I get the Responsive Web Design concept in general, but is there a rule or list of properties showing which properties generally should get relative sizes?

For instance, so far during this course Nick has often used absolute measurements for such things as borders, margins, and padding, while sometimes also (elsewhere in the same document) using relative measurements for font-size, padding, margins, etc. As a beginner, so far this seems a bit arbitrary.

So, are there rules or lists which can unambiguously state which properties benefit from relative measurements most of the time? Or maybe which elements generally don't benefit from relative measurements and should be used with absolute measurements?

I think Nick does a great job as an instructor, but this aspect isn't yet clear to me.

3 Answers

Hey Keith, I'm still new to this sort of conversation myself but here are a few things to read through that might help you understand the concepts you mentioned above.

"If you specify position:relative, then you can use top or bottom, and left or right to move the element relative to where it would normally occur in the document. Position Absolute: When you specify position:absolute, the element is removed from the document and placed exactly where you tell it to go."


There are lots more resources like this out there so if you have time for a reading session just do a quick google search :) Hope this helps and good luck with your Treehouse project.

Thank you for the link Shani! Very informative. I am also beginning the CSS-Tricks course, so I think I'll be learning more details soon.

A partial answer that I found enlightening is in the link provided by Guil as a teacher note in the CSS course:


"The CSS pixel is a ‘reference’ pixel, not a device pixel. This is misleading and, personally, I prefer the notion of ‘user unit’ that SVG uses because I think it is easier to then explain the mapping to physical units and device pixels. But once one understands that a ‘px’ is actually a reference, not a device pixel, things make more sense.

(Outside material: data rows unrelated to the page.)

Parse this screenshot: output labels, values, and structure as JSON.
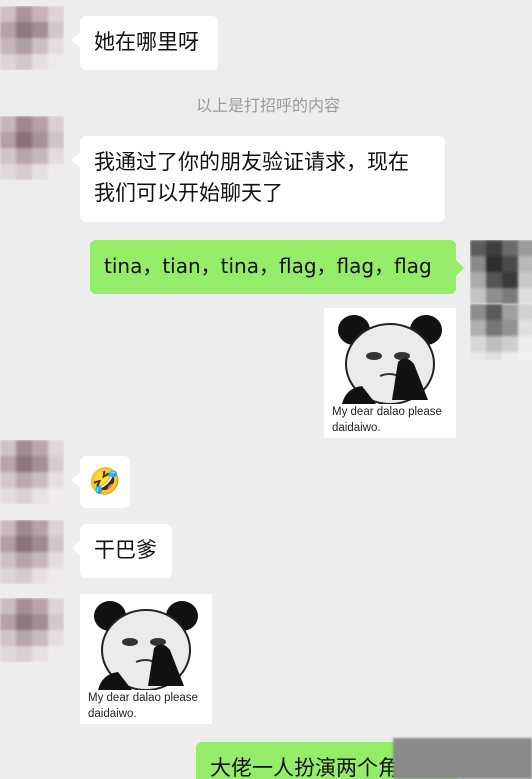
{
  "messages": [
    {
      "side": "in",
      "type": "text",
      "text": "她在哪里呀"
    },
    {
      "type": "system",
      "text": "以上是打招呼的内容"
    },
    {
      "side": "in",
      "type": "text",
      "lines": [
        "我通过了你的朋友验证请求，现在",
        "我们可以开始聊天了"
      ]
    },
    {
      "side": "out",
      "type": "text",
      "text": "tina，tian，tina，flag，flag，flag"
    },
    {
      "side": "out",
      "type": "sticker",
      "caption": "My dear dalao please\ndaidaiwo."
    },
    {
      "side": "in",
      "type": "emoji",
      "emoji": "🤣",
      "icon": "rofl-emoji-icon"
    },
    {
      "side": "in",
      "type": "text",
      "text": "干巴爹"
    },
    {
      "side": "in",
      "type": "sticker",
      "caption": "My dear dalao please\ndaidaiwo."
    },
    {
      "side": "out",
      "type": "text",
      "text": "大佬一人扮演两个角色？"
    }
  ],
  "colors": {
    "background": "#ededed",
    "incoming_bubble": "#ffffff",
    "outgoing_bubble": "#95ec69",
    "system_text": "#9a9a9a"
  }
}
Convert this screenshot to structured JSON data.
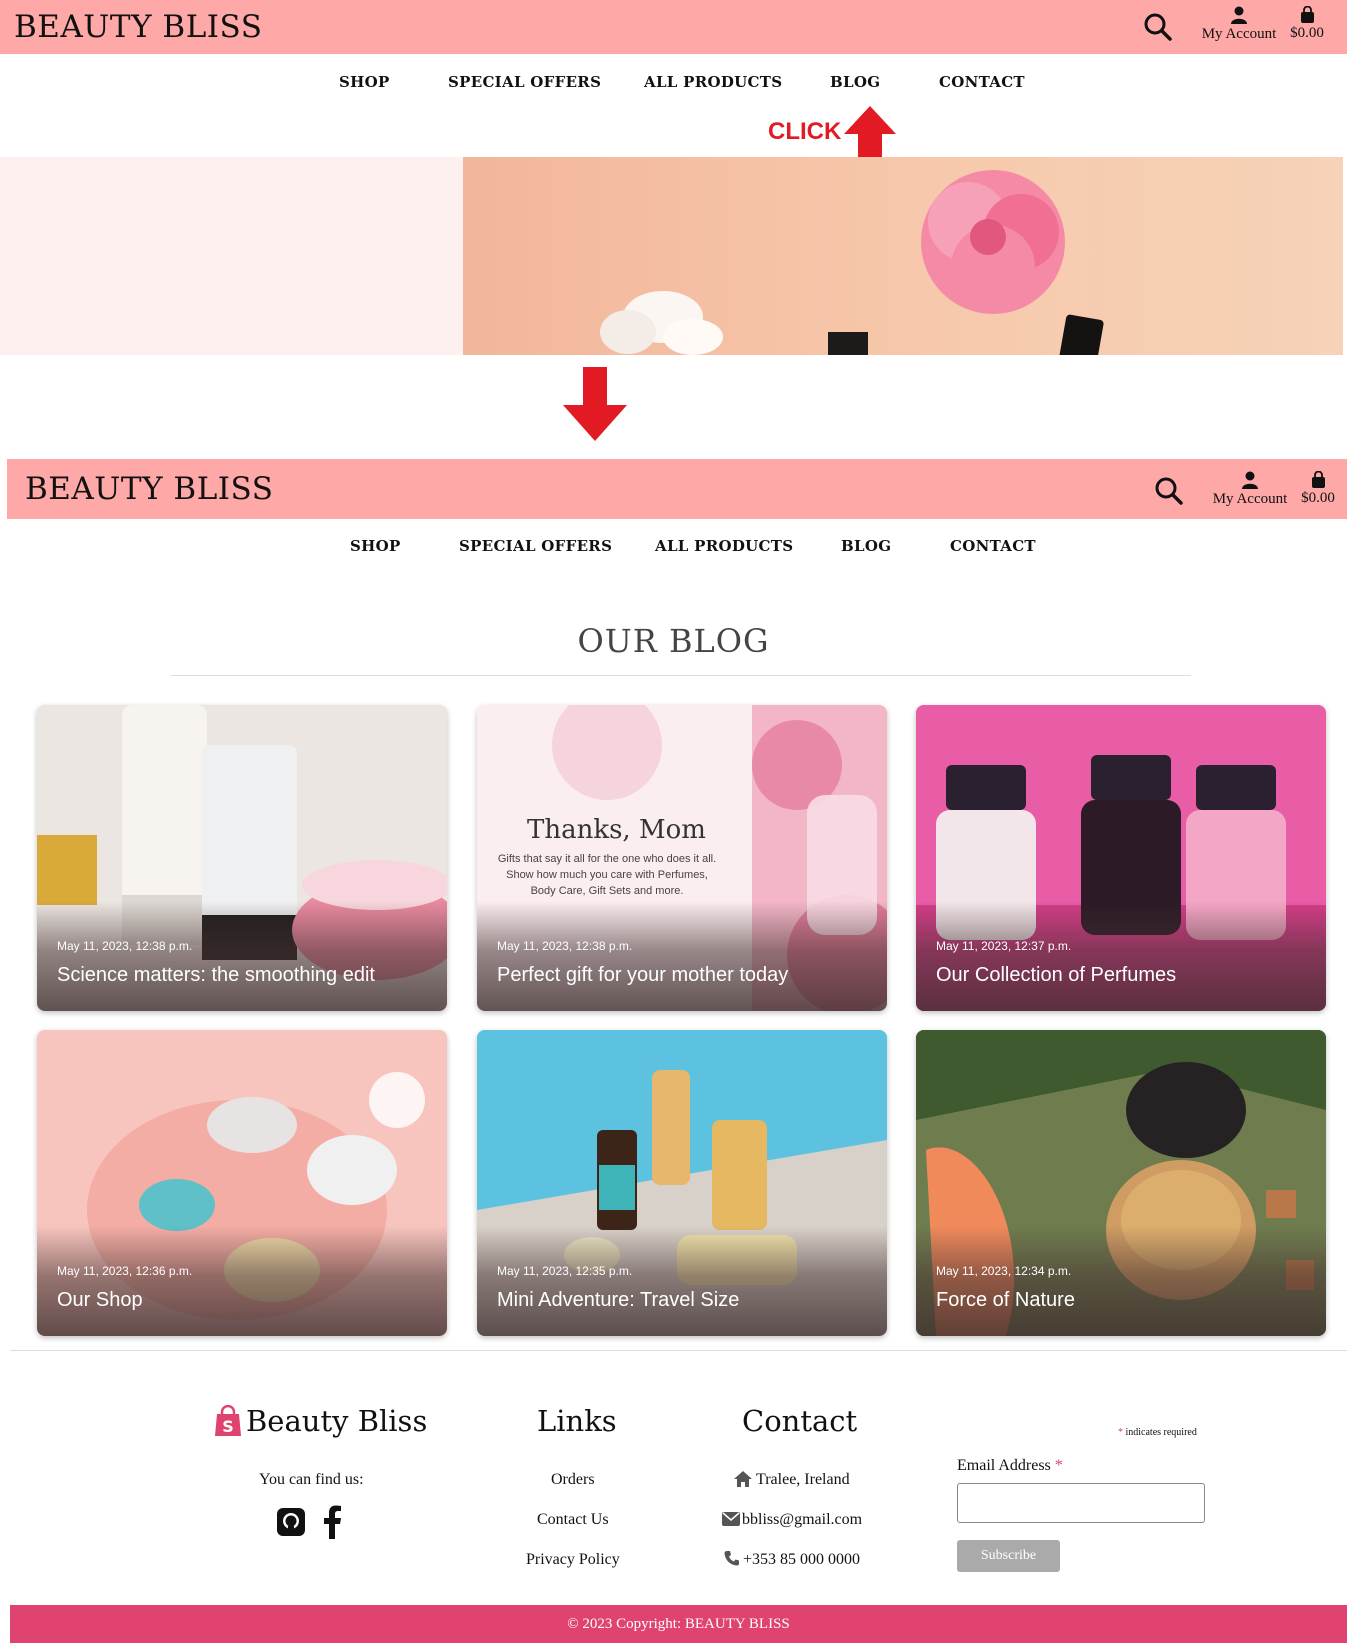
{
  "header": {
    "brand": "BEAUTY BLISS",
    "account_label": "My Account",
    "cart_total": "$0.00"
  },
  "nav": {
    "items": [
      "SHOP",
      "SPECIAL OFFERS",
      "ALL PRODUCTS",
      "BLOG",
      "CONTACT"
    ]
  },
  "annotation": {
    "click_label": "CLICK"
  },
  "blog": {
    "heading": "OUR BLOG",
    "posts": [
      {
        "date": "May 11, 2023, 12:38 p.m.",
        "title": "Science matters: the smoothing edit"
      },
      {
        "date": "May 11, 2023, 12:38 p.m.",
        "title": "Perfect gift for your mother today",
        "image_heading": "Thanks, Mom",
        "image_text_1": "Gifts that say it all for the one who does it all.",
        "image_text_2": "Show how much you care with Perfumes,",
        "image_text_3": "Body Care, Gift Sets and more."
      },
      {
        "date": "May 11, 2023, 12:37 p.m.",
        "title": "Our Collection of Perfumes"
      },
      {
        "date": "May 11, 2023, 12:36 p.m.",
        "title": "Our Shop"
      },
      {
        "date": "May 11, 2023, 12:35 p.m.",
        "title": "Mini Adventure: Travel Size"
      },
      {
        "date": "May 11, 2023, 12:34 p.m.",
        "title": "Force of Nature"
      }
    ]
  },
  "footer": {
    "brand": "Beauty Bliss",
    "find_us": "You can find us:",
    "links_heading": "Links",
    "links": [
      "Orders",
      "Contact Us",
      "Privacy Policy"
    ],
    "contact_heading": "Contact",
    "location": "Tralee, Ireland",
    "email": "bbliss@gmail.com",
    "phone": "+353 85 000 0000",
    "required_note": "indicates required",
    "email_label": "Email Address",
    "subscribe_label": "Subscribe",
    "copyright": "© 2023 Copyright: BEAUTY BLISS"
  },
  "colors": {
    "header_bg": "#fea8a8",
    "footer_bar": "#e0436f",
    "annotation_red": "#e21a23"
  }
}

The thing to remember is that a CSS px is an abstract unit and there is a ratio controlling how it a) maps to actual device pixels and b) maps to physical units (in a fixed way, the ratio is always 96 CSS px to an inch)."

This partially explains why, for instance, there's no longer a need to give relative lengths to pixel measurements: the "pixel" has been re-defined in recent years (something I had not been aware of).